-- Opening Marker --

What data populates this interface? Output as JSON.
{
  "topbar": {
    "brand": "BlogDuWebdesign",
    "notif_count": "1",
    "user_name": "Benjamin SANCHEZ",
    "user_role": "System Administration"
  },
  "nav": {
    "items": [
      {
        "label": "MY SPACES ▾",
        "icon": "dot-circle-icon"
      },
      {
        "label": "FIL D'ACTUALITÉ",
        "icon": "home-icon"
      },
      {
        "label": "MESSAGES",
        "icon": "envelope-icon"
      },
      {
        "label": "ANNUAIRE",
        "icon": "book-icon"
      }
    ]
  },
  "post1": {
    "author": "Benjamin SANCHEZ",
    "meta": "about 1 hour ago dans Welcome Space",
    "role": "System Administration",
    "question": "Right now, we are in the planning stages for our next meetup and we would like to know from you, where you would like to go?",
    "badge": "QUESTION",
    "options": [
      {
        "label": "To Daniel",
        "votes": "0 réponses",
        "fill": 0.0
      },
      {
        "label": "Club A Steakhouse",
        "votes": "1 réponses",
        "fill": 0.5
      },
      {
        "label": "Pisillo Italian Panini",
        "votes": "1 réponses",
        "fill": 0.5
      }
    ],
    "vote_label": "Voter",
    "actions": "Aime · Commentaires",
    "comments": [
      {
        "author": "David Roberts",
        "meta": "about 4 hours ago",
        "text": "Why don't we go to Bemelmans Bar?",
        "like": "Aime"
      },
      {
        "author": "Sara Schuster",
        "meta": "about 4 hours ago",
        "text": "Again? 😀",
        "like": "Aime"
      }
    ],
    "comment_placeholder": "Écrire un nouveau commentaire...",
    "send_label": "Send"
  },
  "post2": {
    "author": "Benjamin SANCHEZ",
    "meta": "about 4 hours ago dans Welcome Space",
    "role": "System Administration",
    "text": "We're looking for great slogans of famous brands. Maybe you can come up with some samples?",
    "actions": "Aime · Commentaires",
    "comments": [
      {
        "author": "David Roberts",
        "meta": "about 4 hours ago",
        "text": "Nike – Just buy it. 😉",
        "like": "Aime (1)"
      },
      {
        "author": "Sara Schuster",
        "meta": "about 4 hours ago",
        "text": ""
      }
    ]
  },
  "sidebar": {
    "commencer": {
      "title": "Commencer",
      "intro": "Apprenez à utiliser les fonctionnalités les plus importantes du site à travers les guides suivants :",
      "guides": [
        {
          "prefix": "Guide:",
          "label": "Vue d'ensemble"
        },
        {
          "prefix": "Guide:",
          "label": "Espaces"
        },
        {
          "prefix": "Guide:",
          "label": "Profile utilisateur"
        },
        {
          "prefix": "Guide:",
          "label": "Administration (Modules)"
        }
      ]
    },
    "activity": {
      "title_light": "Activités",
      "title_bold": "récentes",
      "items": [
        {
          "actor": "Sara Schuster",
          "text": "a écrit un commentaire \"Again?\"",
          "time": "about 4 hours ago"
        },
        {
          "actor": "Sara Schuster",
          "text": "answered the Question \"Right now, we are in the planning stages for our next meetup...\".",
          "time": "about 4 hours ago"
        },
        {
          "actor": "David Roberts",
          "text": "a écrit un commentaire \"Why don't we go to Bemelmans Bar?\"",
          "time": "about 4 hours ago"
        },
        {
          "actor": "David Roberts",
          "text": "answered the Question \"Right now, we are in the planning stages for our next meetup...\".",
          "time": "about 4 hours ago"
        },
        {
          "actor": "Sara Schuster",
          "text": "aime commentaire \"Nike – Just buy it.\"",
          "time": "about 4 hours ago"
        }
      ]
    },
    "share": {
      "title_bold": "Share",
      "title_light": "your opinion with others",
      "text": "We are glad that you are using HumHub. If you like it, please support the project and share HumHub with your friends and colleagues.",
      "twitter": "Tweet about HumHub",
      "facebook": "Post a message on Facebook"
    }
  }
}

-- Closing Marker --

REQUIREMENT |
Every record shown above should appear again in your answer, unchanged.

SOLUTION |
What data populates this interface? Output as JSON.
{
  "topbar": {
    "brand": "BlogDuWebdesign",
    "notif_count": "1",
    "user_name": "Benjamin SANCHEZ",
    "user_role": "System Administration"
  },
  "nav": {
    "items": [
      {
        "label": "MY SPACES ▾",
        "icon": "dot-circle-icon"
      },
      {
        "label": "FIL D'ACTUALITÉ",
        "icon": "home-icon"
      },
      {
        "label": "MESSAGES",
        "icon": "envelope-icon"
      },
      {
        "label": "ANNUAIRE",
        "icon": "book-icon"
      }
    ]
  },
  "post1": {
    "author": "Benjamin SANCHEZ",
    "meta": "about 1 hour ago dans Welcome Space",
    "role": "System Administration",
    "question": "Right now, we are in the planning stages for our next meetup and we would like to know from you, where you would like to go?",
    "badge": "QUESTION",
    "options": [
      {
        "label": "To Daniel",
        "votes": "0 réponses",
        "fill": 0.0
      },
      {
        "label": "Club A Steakhouse",
        "votes": "1 réponses",
        "fill": 0.5
      },
      {
        "label": "Pisillo Italian Panini",
        "votes": "1 réponses",
        "fill": 0.5
      }
    ],
    "vote_label": "Voter",
    "actions": "Aime · Commentaires",
    "comments": [
      {
        "author": "David Roberts",
        "meta": "about 4 hours ago",
        "text": "Why don't we go to Bemelmans Bar?",
        "like": "Aime"
      },
      {
        "author": "Sara Schuster",
        "meta": "about 4 hours ago",
        "text": "Again? 😀",
        "like": "Aime"
      }
    ],
    "comment_placeholder": "Écrire un nouveau commentaire...",
    "send_label": "Send"
  },
  "post2": {
    "author": "Benjamin SANCHEZ",
    "meta": "about 4 hours ago dans Welcome Space",
    "role": "System Administration",
    "text": "We're looking for great slogans of famous brands. Maybe you can come up with some samples?",
    "actions": "Aime · Commentaires",
    "comments": [
      {
        "author": "David Roberts",
        "meta": "about 4 hours ago",
        "text": "Nike – Just buy it. 😉",
        "like": "Aime (1)"
      },
      {
        "author": "Sara Schuster",
        "meta": "about 4 hours ago",
        "text": ""
      }
    ]
  },
  "sidebar": {
    "commencer": {
      "title": "Commencer",
      "intro": "Apprenez à utiliser les fonctionnalités les plus importantes du site à travers les guides suivants :",
      "guides": [
        {
          "prefix": "Guide:",
          "label": "Vue d'ensemble"
        },
        {
          "prefix": "Guide:",
          "label": "Espaces"
        },
        {
          "prefix": "Guide:",
          "label": "Profile utilisateur"
        },
        {
          "prefix": "Guide:",
          "label": "Administration (Modules)"
        }
      ]
    },
    "activity": {
      "title_light": "Activités",
      "title_bold": "récentes",
      "items": [
        {
          "actor": "Sara Schuster",
          "text": "a écrit un commentaire \"Again?\"",
          "time": "about 4 hours ago"
        },
        {
          "actor": "Sara Schuster",
          "text": "answered the Question \"Right now, we are in the planning stages for our next meetup...\".",
          "time": "about 4 hours ago"
        },
        {
          "actor": "David Roberts",
          "text": "a écrit un commentaire \"Why don't we go to Bemelmans Bar?\"",
          "time": "about 4 hours ago"
        },
        {
          "actor": "David Roberts",
          "text": "answered the Question \"Right now, we are in the planning stages for our next meetup...\".",
          "time": "about 4 hours ago"
        },
        {
          "actor": "Sara Schuster",
          "text": "aime commentaire \"Nike – Just buy it.\"",
          "time": "about 4 hours ago"
        }
      ]
    },
    "share": {
      "title_bold": "Share",
      "title_light": "your opinion with others",
      "text": "We are glad that you are using HumHub. If you like it, please support the project and share HumHub with your friends and colleagues.",
      "twitter": "Tweet about HumHub",
      "facebook": "Post a message on Facebook"
    }
  }
}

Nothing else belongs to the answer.